Kath admits: “I don’t suppose we shout about that kind of thing much. The sponsorship comes from the Winter Gardens Trust. The theatre bar also does collections for them. We have a heart here, and we want to encourage locals, of all generations, to realise we are here for them, the whole building is, because it’s Blackpool’s Winter Gardens in every sense now.”

Kath and Kila, who has finally managed to escape from the finance department after more than 20 years working there, look like proving a winning team in projecting the brave new Winter Gardens as a leisure and pleasure palace for modern times, however harsh the economic climate, however challenging the custodianship of such a fine listed building.

In partnership with the trust and Blackpool Council, Crown Entertainment Centres is inviting visitors to come to tomorrow’s open day to share their memories of the building which still boasts many of the original features. Michael Williams, managing director of the complex, says it’s a first for the venue - because visitors have very much kept to the beaten path through the building before, with only a few specialists, civic trust members, heritage campaigners, venturing into the more secluded areas.

He adds: “It really will be the first time that the public has had such extensive free access to some of the amazing spaces within the building. It will also give us the opportunity to unveil some of the work that the Trust has been doing in association with Crown to interpret public areas of the Winter Gardens.”

Kath stresses it’s more informal than an organised tour. “We want to let people wander where they will - with pop up information available and suchlike but no pressure to make it structured and formal. It will be more fun that way for all. Pineapple Jack will be playing too. They have been here for 20 years so are part of the history too.”

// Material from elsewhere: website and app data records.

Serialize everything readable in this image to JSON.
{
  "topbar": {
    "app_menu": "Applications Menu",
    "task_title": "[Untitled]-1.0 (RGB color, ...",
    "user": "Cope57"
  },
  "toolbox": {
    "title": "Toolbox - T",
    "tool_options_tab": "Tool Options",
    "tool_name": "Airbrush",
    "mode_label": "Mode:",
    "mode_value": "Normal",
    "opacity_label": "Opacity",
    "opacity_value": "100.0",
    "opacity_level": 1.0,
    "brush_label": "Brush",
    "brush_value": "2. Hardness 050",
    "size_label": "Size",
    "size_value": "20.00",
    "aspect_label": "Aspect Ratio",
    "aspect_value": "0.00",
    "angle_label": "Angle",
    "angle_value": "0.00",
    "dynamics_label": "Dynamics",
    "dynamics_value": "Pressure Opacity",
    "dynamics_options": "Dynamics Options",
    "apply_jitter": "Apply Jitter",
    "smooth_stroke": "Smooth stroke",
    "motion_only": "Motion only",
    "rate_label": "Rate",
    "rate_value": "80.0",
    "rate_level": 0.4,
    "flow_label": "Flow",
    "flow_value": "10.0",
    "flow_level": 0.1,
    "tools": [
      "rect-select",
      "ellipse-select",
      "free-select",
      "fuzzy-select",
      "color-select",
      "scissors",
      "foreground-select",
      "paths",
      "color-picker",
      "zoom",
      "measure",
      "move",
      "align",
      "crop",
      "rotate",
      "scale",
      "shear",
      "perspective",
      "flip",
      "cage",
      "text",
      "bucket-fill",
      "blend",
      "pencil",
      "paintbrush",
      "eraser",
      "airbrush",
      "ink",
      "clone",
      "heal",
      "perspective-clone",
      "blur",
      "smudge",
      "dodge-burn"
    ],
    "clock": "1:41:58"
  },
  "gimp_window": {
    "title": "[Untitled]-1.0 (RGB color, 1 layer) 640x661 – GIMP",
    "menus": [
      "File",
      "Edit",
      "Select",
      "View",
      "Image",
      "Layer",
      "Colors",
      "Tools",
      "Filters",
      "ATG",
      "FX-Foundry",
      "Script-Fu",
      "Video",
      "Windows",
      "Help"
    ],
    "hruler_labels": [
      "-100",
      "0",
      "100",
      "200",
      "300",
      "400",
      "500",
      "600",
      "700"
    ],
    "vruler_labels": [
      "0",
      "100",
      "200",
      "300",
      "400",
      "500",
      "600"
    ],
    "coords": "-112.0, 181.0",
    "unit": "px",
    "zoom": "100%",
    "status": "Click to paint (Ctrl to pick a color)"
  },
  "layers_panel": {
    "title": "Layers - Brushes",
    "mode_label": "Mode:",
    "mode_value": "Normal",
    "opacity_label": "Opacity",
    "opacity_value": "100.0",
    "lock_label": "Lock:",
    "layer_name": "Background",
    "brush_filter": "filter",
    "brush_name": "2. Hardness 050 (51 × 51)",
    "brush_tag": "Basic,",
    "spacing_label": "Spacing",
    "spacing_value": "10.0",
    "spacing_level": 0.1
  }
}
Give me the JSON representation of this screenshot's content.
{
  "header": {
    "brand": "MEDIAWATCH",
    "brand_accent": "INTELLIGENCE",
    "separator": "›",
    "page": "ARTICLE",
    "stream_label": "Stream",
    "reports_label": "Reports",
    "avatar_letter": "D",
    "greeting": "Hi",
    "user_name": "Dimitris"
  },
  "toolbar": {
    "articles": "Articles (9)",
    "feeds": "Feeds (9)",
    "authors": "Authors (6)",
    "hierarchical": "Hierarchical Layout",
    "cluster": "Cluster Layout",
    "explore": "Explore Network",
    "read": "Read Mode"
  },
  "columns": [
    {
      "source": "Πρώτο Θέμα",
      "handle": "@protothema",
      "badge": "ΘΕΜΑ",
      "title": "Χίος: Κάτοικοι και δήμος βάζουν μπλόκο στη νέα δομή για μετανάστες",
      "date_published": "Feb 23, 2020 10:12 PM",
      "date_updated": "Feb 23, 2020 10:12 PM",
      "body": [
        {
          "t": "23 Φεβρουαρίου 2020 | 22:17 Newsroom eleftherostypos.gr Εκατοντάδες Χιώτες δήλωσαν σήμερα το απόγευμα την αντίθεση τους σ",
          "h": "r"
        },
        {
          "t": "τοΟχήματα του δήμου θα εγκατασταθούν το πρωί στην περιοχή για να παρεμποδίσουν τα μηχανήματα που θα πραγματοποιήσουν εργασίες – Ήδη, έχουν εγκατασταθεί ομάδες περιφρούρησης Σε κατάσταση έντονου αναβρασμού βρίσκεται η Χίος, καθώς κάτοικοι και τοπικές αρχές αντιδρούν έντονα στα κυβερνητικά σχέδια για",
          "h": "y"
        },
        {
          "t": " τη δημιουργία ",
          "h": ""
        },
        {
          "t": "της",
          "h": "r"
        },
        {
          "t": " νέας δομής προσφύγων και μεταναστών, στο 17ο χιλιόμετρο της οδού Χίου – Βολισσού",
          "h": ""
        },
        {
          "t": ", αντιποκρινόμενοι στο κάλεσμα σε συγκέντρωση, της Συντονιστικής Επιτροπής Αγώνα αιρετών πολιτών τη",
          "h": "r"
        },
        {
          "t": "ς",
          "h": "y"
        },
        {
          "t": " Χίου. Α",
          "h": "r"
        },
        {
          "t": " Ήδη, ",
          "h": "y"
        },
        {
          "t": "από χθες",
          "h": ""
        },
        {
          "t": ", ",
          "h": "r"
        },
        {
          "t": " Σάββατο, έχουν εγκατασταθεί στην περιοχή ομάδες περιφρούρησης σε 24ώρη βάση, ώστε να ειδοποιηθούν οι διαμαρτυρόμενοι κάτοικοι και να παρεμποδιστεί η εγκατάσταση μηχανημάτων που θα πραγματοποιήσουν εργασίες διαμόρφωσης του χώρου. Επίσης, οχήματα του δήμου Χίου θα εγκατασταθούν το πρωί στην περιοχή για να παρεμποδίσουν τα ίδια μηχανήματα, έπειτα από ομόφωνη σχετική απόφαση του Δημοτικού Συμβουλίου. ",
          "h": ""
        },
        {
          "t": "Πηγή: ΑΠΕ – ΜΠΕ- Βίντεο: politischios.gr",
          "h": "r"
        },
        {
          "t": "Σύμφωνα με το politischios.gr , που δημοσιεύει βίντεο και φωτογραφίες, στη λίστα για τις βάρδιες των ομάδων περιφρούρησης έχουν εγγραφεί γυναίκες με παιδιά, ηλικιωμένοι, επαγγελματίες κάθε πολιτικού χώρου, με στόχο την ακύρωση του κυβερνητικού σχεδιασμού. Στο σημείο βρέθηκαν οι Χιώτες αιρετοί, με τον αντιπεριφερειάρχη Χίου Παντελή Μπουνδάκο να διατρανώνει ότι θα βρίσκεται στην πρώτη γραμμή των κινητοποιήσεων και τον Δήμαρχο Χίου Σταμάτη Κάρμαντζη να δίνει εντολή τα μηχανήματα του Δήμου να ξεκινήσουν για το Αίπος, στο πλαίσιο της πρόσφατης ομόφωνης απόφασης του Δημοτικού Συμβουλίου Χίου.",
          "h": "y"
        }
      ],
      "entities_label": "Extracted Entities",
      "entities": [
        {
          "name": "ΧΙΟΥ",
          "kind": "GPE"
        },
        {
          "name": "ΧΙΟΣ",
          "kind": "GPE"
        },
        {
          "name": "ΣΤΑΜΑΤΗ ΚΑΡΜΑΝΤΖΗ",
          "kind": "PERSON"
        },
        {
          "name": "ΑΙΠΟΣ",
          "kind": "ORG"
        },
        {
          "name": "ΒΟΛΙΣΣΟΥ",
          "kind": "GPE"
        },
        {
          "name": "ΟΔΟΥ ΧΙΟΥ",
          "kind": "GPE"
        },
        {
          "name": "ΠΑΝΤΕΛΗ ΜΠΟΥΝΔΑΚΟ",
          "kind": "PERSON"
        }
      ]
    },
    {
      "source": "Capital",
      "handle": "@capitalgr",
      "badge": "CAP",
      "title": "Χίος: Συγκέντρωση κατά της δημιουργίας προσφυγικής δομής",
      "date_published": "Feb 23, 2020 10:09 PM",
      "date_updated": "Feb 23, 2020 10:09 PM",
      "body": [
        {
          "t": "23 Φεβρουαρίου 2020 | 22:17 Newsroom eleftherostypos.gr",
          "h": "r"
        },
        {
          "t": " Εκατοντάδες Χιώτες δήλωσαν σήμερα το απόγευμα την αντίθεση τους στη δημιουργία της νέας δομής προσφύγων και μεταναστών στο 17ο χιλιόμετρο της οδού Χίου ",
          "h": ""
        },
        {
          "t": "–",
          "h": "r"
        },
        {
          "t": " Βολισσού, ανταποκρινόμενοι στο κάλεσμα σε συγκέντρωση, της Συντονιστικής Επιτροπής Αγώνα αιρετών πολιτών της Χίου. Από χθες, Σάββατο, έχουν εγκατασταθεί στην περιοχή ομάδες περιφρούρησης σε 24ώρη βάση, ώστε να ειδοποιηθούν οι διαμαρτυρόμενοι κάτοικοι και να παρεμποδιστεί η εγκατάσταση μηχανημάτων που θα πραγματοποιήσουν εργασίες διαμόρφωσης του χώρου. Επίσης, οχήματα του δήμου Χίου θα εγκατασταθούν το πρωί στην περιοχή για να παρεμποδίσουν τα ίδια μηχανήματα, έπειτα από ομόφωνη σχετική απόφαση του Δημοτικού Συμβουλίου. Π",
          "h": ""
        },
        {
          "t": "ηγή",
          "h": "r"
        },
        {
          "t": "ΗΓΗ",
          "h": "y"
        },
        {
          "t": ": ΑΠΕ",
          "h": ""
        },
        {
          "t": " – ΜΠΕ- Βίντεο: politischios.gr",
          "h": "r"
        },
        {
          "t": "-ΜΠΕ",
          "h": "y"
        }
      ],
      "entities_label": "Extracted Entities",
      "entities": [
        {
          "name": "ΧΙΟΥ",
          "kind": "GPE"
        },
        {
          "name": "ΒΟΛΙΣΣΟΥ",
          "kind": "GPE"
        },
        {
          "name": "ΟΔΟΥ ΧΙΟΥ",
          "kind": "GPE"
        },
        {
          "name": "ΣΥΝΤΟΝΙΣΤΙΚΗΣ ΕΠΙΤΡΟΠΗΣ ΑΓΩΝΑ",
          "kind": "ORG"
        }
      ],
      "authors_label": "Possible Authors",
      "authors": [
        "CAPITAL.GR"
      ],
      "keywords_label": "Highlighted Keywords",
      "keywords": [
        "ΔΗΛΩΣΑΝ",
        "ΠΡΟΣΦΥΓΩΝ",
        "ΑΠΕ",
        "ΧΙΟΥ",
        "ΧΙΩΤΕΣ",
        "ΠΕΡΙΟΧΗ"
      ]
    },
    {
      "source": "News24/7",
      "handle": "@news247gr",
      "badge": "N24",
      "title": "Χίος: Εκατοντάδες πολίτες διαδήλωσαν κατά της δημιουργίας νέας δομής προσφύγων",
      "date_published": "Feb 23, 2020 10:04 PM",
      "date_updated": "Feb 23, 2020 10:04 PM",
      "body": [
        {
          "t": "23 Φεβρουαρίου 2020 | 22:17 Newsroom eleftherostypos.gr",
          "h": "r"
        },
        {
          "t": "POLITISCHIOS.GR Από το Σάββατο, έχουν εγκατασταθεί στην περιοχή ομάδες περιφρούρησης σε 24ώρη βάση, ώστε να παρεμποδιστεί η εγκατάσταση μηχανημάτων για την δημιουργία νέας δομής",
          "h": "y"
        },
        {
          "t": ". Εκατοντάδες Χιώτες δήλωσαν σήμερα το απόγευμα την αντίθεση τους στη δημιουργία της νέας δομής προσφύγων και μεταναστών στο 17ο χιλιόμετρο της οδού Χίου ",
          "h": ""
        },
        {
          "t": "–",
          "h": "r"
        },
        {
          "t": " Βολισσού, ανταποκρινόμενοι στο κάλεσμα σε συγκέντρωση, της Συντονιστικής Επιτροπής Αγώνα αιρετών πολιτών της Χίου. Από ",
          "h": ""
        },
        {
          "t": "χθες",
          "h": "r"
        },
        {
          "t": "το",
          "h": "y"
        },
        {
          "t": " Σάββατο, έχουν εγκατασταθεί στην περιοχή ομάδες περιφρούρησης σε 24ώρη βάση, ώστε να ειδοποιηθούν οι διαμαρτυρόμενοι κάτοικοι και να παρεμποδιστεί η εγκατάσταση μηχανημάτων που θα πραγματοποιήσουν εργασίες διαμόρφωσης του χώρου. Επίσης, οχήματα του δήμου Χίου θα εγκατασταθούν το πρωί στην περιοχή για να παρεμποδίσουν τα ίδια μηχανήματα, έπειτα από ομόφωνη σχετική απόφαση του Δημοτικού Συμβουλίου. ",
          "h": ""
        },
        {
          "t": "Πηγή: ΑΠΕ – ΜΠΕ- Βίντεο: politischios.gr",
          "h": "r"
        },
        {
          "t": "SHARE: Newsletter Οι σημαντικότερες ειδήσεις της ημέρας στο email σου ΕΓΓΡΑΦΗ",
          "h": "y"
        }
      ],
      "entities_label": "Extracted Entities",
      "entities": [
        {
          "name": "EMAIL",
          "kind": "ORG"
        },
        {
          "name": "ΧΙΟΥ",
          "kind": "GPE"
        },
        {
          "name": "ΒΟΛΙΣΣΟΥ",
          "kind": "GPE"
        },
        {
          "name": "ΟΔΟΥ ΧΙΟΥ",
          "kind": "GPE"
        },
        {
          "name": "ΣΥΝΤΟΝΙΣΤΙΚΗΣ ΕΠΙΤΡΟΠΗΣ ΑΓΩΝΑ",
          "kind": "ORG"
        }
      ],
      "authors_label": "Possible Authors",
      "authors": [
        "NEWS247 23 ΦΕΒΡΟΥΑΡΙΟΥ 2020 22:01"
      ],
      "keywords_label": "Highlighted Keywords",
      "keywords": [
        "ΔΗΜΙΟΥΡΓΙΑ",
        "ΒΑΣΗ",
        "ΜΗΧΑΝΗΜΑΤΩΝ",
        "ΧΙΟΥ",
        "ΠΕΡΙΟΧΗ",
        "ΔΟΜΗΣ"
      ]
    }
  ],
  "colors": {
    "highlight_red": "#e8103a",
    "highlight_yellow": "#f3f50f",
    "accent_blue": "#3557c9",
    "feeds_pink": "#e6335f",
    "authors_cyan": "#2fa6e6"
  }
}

The viewing gallery within the restored dome will be open too. “The whole aim is to let visitors fully immerse themselves in the history and architecture of each and every room - and even step on the stage and emerge from the stage door.”

The Winter Gardens first opened to the public in the summer of 1878, with a lavish ceremony attended by the Lord Mayor of London and 68 other Mayors and Mayoresses.